The complexity of their operation, the options available, and an added installation time of 1-2 days, results in the costs of these curved stair units running 3-to-5 times higher than a simple straight stairlift unit.
What to Choose?
Start with Expert Help!
In all instances, a universal design specialist who is familiar with the options that are available – and which are useful to your particular needs — can help determine the best choice for your particular situation.
While it is also possible to obtain an opinion from the companies selling this type of equipment their opinion may not always be neutral, given the motivation to sell their specific equipment.
About Marc Mendelsohn
Marc Mendelsohn is an Architectural Design Professional, Certified Kitchen Designer (CKD), a Certified Bathroom Designer (CBD) and a Licensed General Contractor with Advanced Certifications in “Green” Building.
He has specialized in Universal Design and barrier free construction since 1992, and is considered one of leading experts in the country.
Marc has been featured on “The House Doctor” and has been published in magazines and newspapers. He lectures to college students and teaches Universal Design principles to professional associations.
His expertise in barrier-free design and construction brings credence to his work as an expert witness, assisting attorneys and litigants in building their cases and in providing expert testimony. Marc combines green/sustainable/healthy building practices with universal design in all his work as he believes that one without the other is an incomplete solution.

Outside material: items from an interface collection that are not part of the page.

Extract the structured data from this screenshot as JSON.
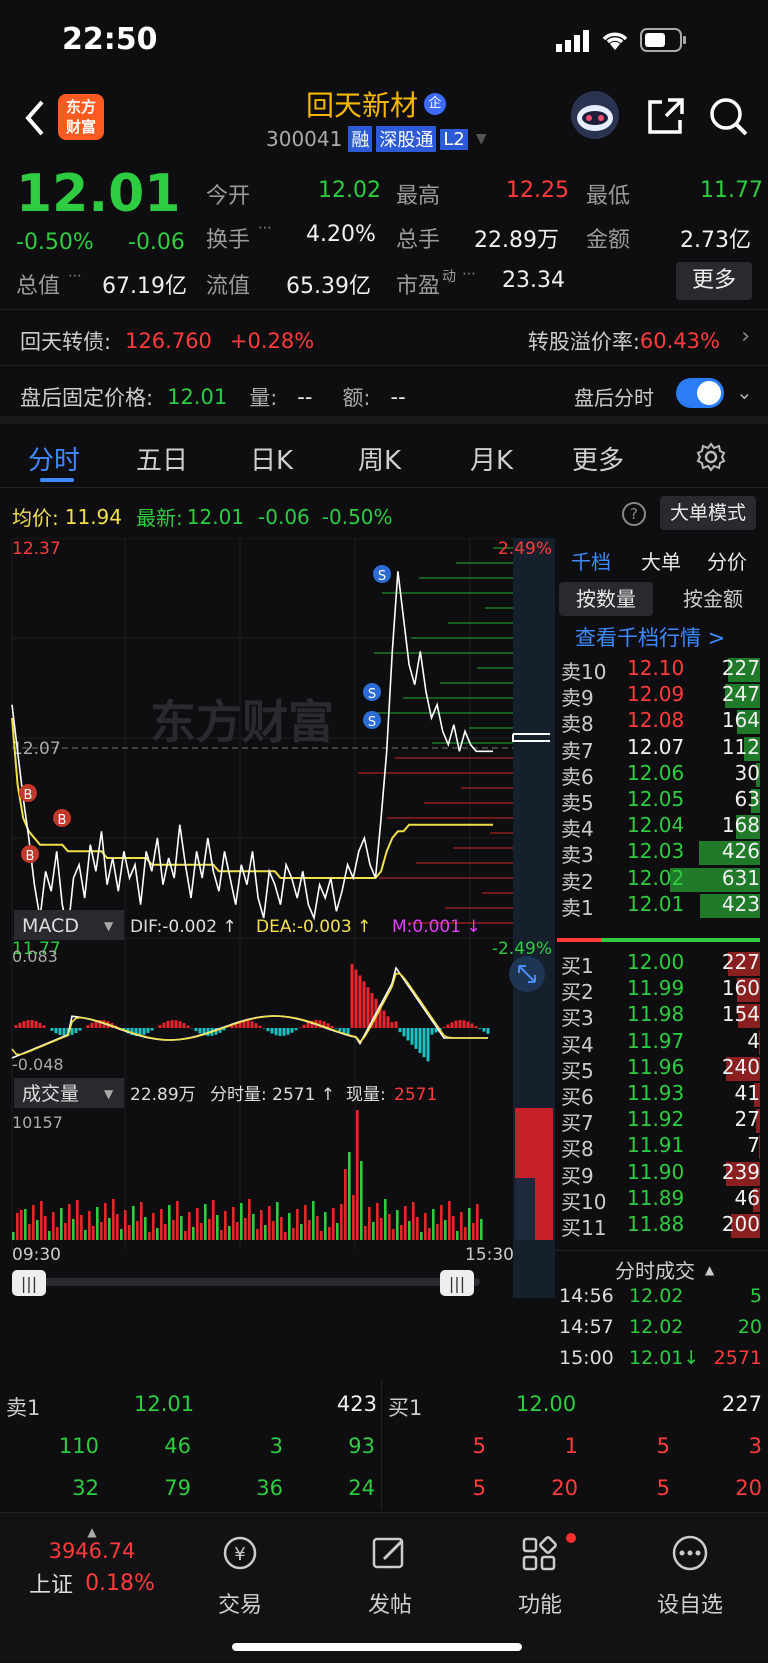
{
  "status": {
    "time": "22:50"
  },
  "header": {
    "logo_line1": "东方",
    "logo_line2": "财富",
    "stock_name": "回天新材",
    "stock_tag": "企",
    "stock_code": "300041",
    "badge_rong": "融",
    "badge_sgt": "深股通",
    "badge_l2": "L2"
  },
  "quote": {
    "price": "12.01",
    "pct": "-0.50%",
    "chg": "-0.06",
    "open_label": "今开",
    "open": "12.02",
    "high_label": "最高",
    "high": "12.25",
    "low_label": "最低",
    "low": "11.77",
    "turnover_label": "换手",
    "turnover": "4.20%",
    "vol_label": "总手",
    "vol": "22.89万",
    "amt_label": "金额",
    "amt": "2.73亿",
    "mktcap_label": "总值",
    "mktcap": "67.19亿",
    "float_label": "流值",
    "float": "65.39亿",
    "pe_label": "市盈",
    "pe_sup": "动",
    "pe": "23.34",
    "more": "更多"
  },
  "bond": {
    "label": "回天转债:",
    "price": "126.760",
    "pct": "+0.28%",
    "premium_label": "转股溢价率:",
    "premium": "60.43%"
  },
  "after_hours": {
    "label": "盘后固定价格:",
    "price": "12.01",
    "vol_label": "量:",
    "vol": "--",
    "amt_label": "额:",
    "amt": "--",
    "toggle_label": "盘后分时"
  },
  "tabs": [
    "分时",
    "五日",
    "日K",
    "周K",
    "月K",
    "更多"
  ],
  "chart_info": {
    "avg_label": "均价:",
    "avg": "11.94",
    "latest_label": "最新:",
    "latest": "12.01",
    "chg": "-0.06",
    "pct": "-0.50%",
    "big_mode": "大单模式"
  },
  "intraday": {
    "top_price": "12.37",
    "top_pct": "2.49%",
    "mid_price": "12.07",
    "bot_price": "11.77",
    "bot_pct": "-2.49%",
    "watermark": "东方财富",
    "price": [
      12.12,
      12.05,
      11.98,
      11.92,
      11.85,
      11.8,
      11.87,
      11.84,
      11.9,
      11.82,
      11.78,
      11.86,
      11.88,
      11.83,
      11.91,
      11.87,
      11.93,
      11.85,
      11.89,
      11.84,
      11.9,
      11.86,
      11.88,
      11.82,
      11.9,
      11.87,
      11.92,
      11.85,
      11.89,
      11.86,
      11.94,
      11.88,
      11.83,
      11.9,
      11.86,
      11.92,
      11.87,
      11.84,
      11.9,
      11.86,
      11.82,
      11.88,
      11.85,
      11.9,
      11.83,
      11.8,
      11.87,
      11.85,
      11.82,
      11.88,
      11.86,
      11.83,
      11.87,
      11.82,
      11.8,
      11.85,
      11.83,
      11.86,
      11.81,
      11.84,
      11.88,
      11.86,
      11.9,
      11.92,
      11.88,
      11.86,
      11.95,
      12.05,
      12.2,
      12.32,
      12.25,
      12.18,
      12.15,
      12.2,
      12.14,
      12.1,
      12.12,
      12.08,
      12.06,
      12.09,
      12.05,
      12.08,
      12.06,
      12.05,
      12.05,
      12.05,
      12.05
    ],
    "avg": [
      12.1,
      12.0,
      11.95,
      11.93,
      11.92,
      11.91,
      11.91,
      11.91,
      11.91,
      11.91,
      11.9,
      11.9,
      11.9,
      11.9,
      11.9,
      11.9,
      11.9,
      11.89,
      11.89,
      11.89,
      11.89,
      11.89,
      11.89,
      11.89,
      11.89,
      11.88,
      11.88,
      11.88,
      11.88,
      11.88,
      11.88,
      11.88,
      11.88,
      11.88,
      11.88,
      11.88,
      11.88,
      11.87,
      11.87,
      11.87,
      11.87,
      11.87,
      11.87,
      11.87,
      11.87,
      11.87,
      11.87,
      11.87,
      11.86,
      11.86,
      11.86,
      11.86,
      11.86,
      11.86,
      11.86,
      11.86,
      11.86,
      11.86,
      11.86,
      11.86,
      11.86,
      11.86,
      11.86,
      11.86,
      11.86,
      11.86,
      11.87,
      11.9,
      11.92,
      11.93,
      11.93,
      11.94,
      11.94,
      11.94,
      11.94,
      11.94,
      11.94,
      11.94,
      11.94,
      11.94,
      11.94,
      11.94,
      11.94,
      11.94,
      11.94,
      11.94,
      11.94
    ]
  },
  "macd": {
    "title": "MACD",
    "dif": "DIF:-0.002 ↑",
    "dea": "DEA:-0.003 ↑",
    "m": "M:0.001 ↓",
    "top": "0.083",
    "bot": "-0.048"
  },
  "volume": {
    "title": "成交量",
    "total": "22.89万",
    "fs_label": "分时量: 2571 ↑",
    "now_label": "现量:",
    "now": "2571",
    "top": "10157",
    "time_start": "09:30",
    "time_end": "15:30"
  },
  "orderbook": {
    "tabs": [
      "千档",
      "大单",
      "分价"
    ],
    "modes": [
      "按数量",
      "按金额"
    ],
    "link": "查看千档行情 >",
    "asks": [
      [
        "卖10",
        "12.10",
        "227"
      ],
      [
        "卖9",
        "12.09",
        "247"
      ],
      [
        "卖8",
        "12.08",
        "164"
      ],
      [
        "卖7",
        "12.07",
        "112"
      ],
      [
        "卖6",
        "12.06",
        "30"
      ],
      [
        "卖5",
        "12.05",
        "63"
      ],
      [
        "卖4",
        "12.04",
        "168"
      ],
      [
        "卖3",
        "12.03",
        "426"
      ],
      [
        "卖2",
        "12.02",
        "631"
      ],
      [
        "卖1",
        "12.01",
        "423"
      ]
    ],
    "bids": [
      [
        "买1",
        "12.00",
        "227"
      ],
      [
        "买2",
        "11.99",
        "160"
      ],
      [
        "买3",
        "11.98",
        "154"
      ],
      [
        "买4",
        "11.97",
        "4"
      ],
      [
        "买5",
        "11.96",
        "240"
      ],
      [
        "买6",
        "11.93",
        "41"
      ],
      [
        "买7",
        "11.92",
        "27"
      ],
      [
        "买8",
        "11.91",
        "7"
      ],
      [
        "买9",
        "11.90",
        "239"
      ],
      [
        "买10",
        "11.89",
        "46"
      ],
      [
        "买11",
        "11.88",
        "200"
      ]
    ]
  },
  "ticks": {
    "title": "分时成交",
    "rows": [
      [
        "14:56",
        "12.02",
        "5"
      ],
      [
        "14:57",
        "12.02",
        "20"
      ],
      [
        "15:00",
        "12.01↓",
        "2571"
      ]
    ]
  },
  "level5": {
    "sell_label": "卖1",
    "sell_price": "12.01",
    "sell_vol": "423",
    "buy_label": "买1",
    "buy_price": "12.00",
    "buy_vol": "227",
    "sell_rows": [
      [
        "110",
        "46",
        "3",
        "93"
      ],
      [
        "32",
        "79",
        "36",
        "24"
      ]
    ],
    "buy_rows": [
      [
        "5",
        "1",
        "5",
        "3"
      ],
      [
        "5",
        "20",
        "5",
        "20"
      ]
    ]
  },
  "nav": {
    "index_value": "3946.74",
    "index_name": "上证",
    "index_pct": "0.18%",
    "items": [
      "交易",
      "发帖",
      "功能",
      "设自选"
    ]
  }
}
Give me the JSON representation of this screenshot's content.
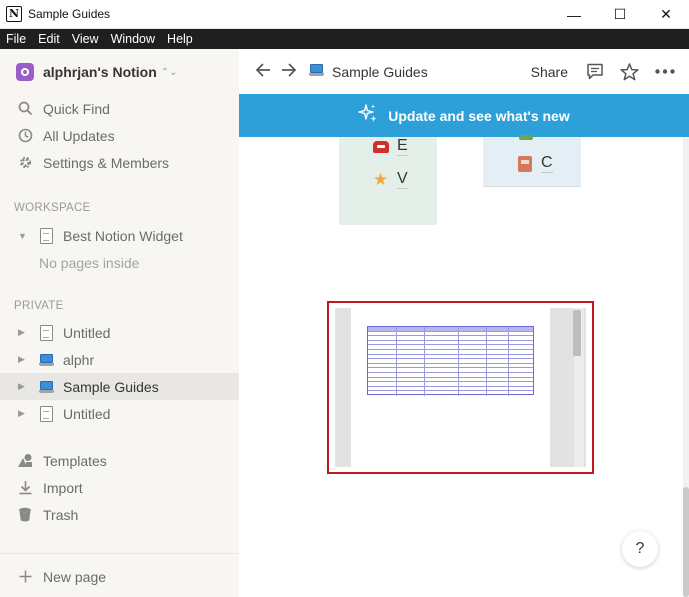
{
  "window": {
    "title": "Sample Guides",
    "controls": {
      "minimize": "—",
      "maximize": "☐",
      "close": "✕"
    }
  },
  "menubar": {
    "items": [
      "File",
      "Edit",
      "View",
      "Window",
      "Help"
    ]
  },
  "sidebar": {
    "workspace_name": "alphrjan's Notion",
    "actions": [
      {
        "label": "Quick Find",
        "icon": "search-icon"
      },
      {
        "label": "All Updates",
        "icon": "clock-icon"
      },
      {
        "label": "Settings & Members",
        "icon": "gear-icon"
      }
    ],
    "workspace_section": {
      "label": "WORKSPACE",
      "pages": [
        {
          "label": "Best Notion Widget",
          "icon": "document-icon"
        }
      ],
      "empty_text": "No pages inside"
    },
    "private_section": {
      "label": "PRIVATE",
      "pages": [
        {
          "label": "Untitled",
          "icon": "document-icon"
        },
        {
          "label": "alphr",
          "icon": "laptop-icon"
        },
        {
          "label": "Sample Guides",
          "icon": "laptop-icon",
          "active": true
        },
        {
          "label": "Untitled",
          "icon": "document-icon"
        }
      ]
    },
    "tools": [
      {
        "label": "Templates",
        "icon": "shapes-icon"
      },
      {
        "label": "Import",
        "icon": "download-icon"
      },
      {
        "label": "Trash",
        "icon": "trash-icon"
      }
    ],
    "new_page": "New page"
  },
  "topbar": {
    "breadcrumb": "Sample Guides",
    "share": "Share"
  },
  "banner": {
    "text": "Update and see what's new"
  },
  "cards": {
    "green": [
      {
        "label": "E",
        "icon": "telephone-icon"
      },
      {
        "label": "V",
        "icon": "star-icon"
      }
    ],
    "blue": [
      {
        "label": "C",
        "icon": "book-icon"
      }
    ]
  },
  "help": {
    "label": "?"
  },
  "colors": {
    "banner": "#2d9fd9",
    "highlight": "#c4161c",
    "sidebar_bg": "#f7f6f3",
    "workspace_avatar": "#9b5ec9"
  }
}
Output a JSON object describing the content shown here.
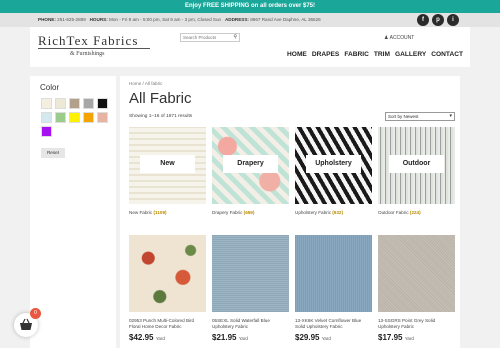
{
  "promo": "Enjoy FREE SHIPPING on all orders over $75!",
  "info": {
    "phone_label": "PHONE:",
    "phone": "251-625-2889",
    "hours_label": "HOURS:",
    "hours": "Mon - Fri 9 am - 5:00 pm, Sat 9 am - 3 pm, Closed Sun",
    "address_label": "ADDRESS:",
    "address": "8967 Rand Ave Daphne, AL 36526"
  },
  "socials": [
    "f",
    "p",
    "i"
  ],
  "logo": {
    "main": "RichTex Fabrics",
    "sub": "& Furnishings"
  },
  "search": {
    "placeholder": "Search Products"
  },
  "account": "ACCOUNT",
  "nav": [
    "HOME",
    "DRAPES",
    "FABRIC",
    "TRIM",
    "GALLERY",
    "CONTACT"
  ],
  "sidebar": {
    "title": "Color",
    "swatches": [
      "#f4efe0",
      "#ede9d6",
      "#b3a08b",
      "#a7a7a7",
      "#111111",
      "#d3e8ef",
      "#9ccc8c",
      "#fff200",
      "#f4a300",
      "#e7b3a2",
      "#a312ef"
    ],
    "reset": "Reset"
  },
  "breadcrumb": "Home / All fabric",
  "page_title": "All Fabric",
  "results": "Showing 1–16 of 1671 results",
  "sort": {
    "value": "Sort by Newest"
  },
  "products": [
    {
      "name": "New Fabric",
      "count": "(1109)",
      "tile": "New",
      "price": "",
      "unit": ""
    },
    {
      "name": "Drapery Fabric",
      "count": "(659)",
      "tile": "Drapery",
      "price": "",
      "unit": ""
    },
    {
      "name": "Upholstery Fabric",
      "count": "(932)",
      "tile": "Upholstery",
      "price": "",
      "unit": ""
    },
    {
      "name": "Outdoor Fabric",
      "count": "(224)",
      "tile": "Outdoor",
      "price": "",
      "unit": ""
    },
    {
      "name": "02953 Punch Multi-Colored Bird Floral Home Decor Fabric",
      "count": "",
      "tile": "",
      "price": "$42.95",
      "unit": "Yard"
    },
    {
      "name": "05SEXL Solid Waterfall Blue Upholstery Fabric",
      "count": "",
      "tile": "",
      "price": "$21.95",
      "unit": "Yard"
    },
    {
      "name": "13-XK6K Velvet Cornflower Blue Solid Upholstery Fabric",
      "count": "",
      "tile": "",
      "price": "$29.95",
      "unit": "Yard"
    },
    {
      "name": "13-SSGRS Point Grey Solid Upholstery Fabric",
      "count": "",
      "tile": "",
      "price": "$17.95",
      "unit": "Yard"
    }
  ],
  "cart": {
    "count": "0"
  }
}
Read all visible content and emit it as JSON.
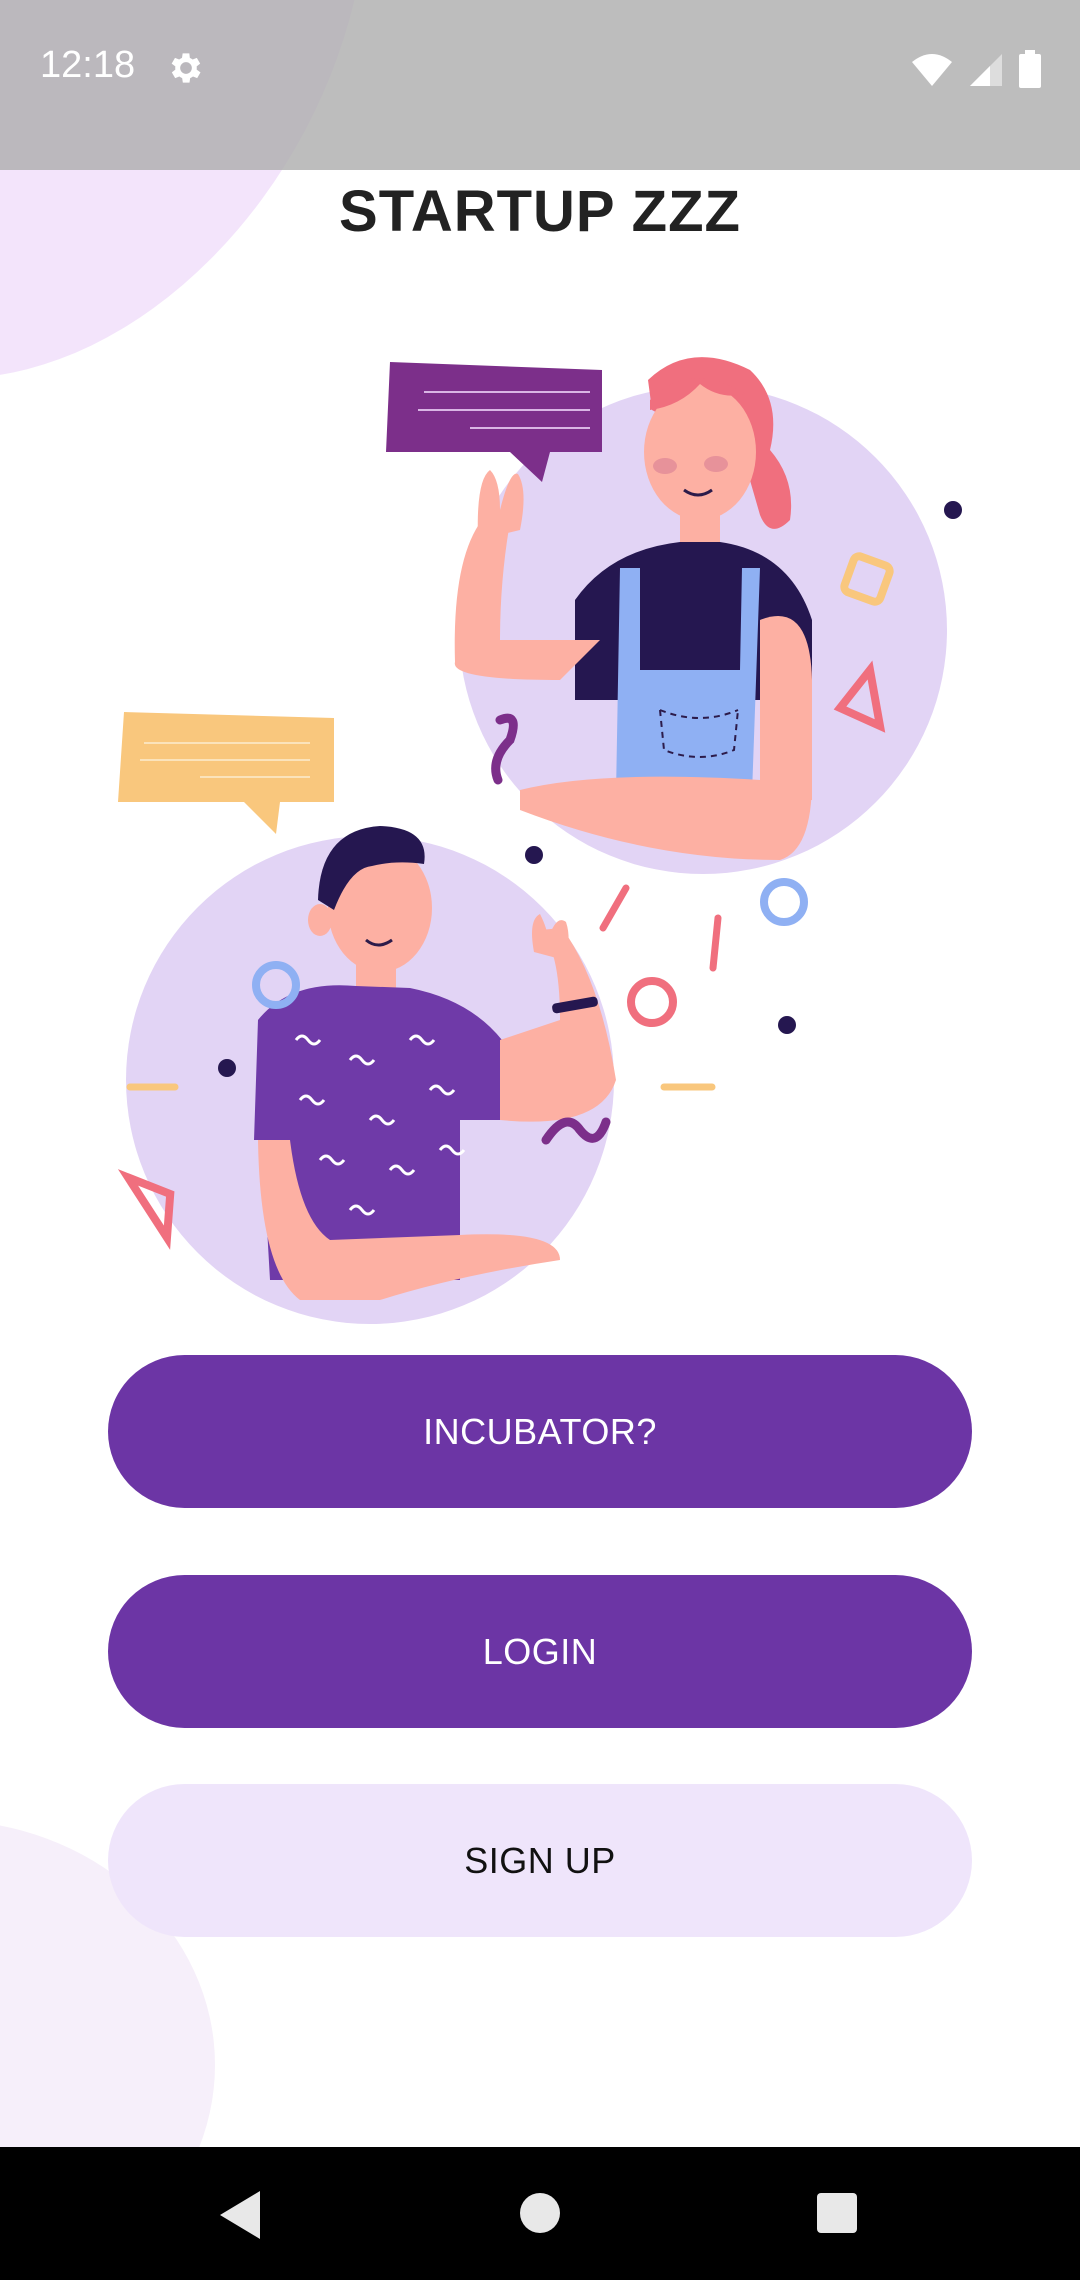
{
  "status_bar": {
    "time": "12:18",
    "icons": [
      "settings-icon",
      "wifi-icon",
      "cellular-signal-icon",
      "battery-icon"
    ]
  },
  "app": {
    "title": "STARTUP ZZZ"
  },
  "buttons": {
    "incubator_label": "INCUBATOR?",
    "login_label": "LOGIN",
    "signup_label": "SIGN UP"
  },
  "navigation": {
    "icons": [
      "back-icon",
      "home-icon",
      "recents-icon"
    ]
  },
  "colors": {
    "primary_button": "#6c35a5",
    "secondary_button": "#efe5fb",
    "title_text": "#222222"
  }
}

- Marc’s Company: Universal Design Specialists
- Marc’s Blog
- Other kinds of lifting equipment
- Walk-in bathtubs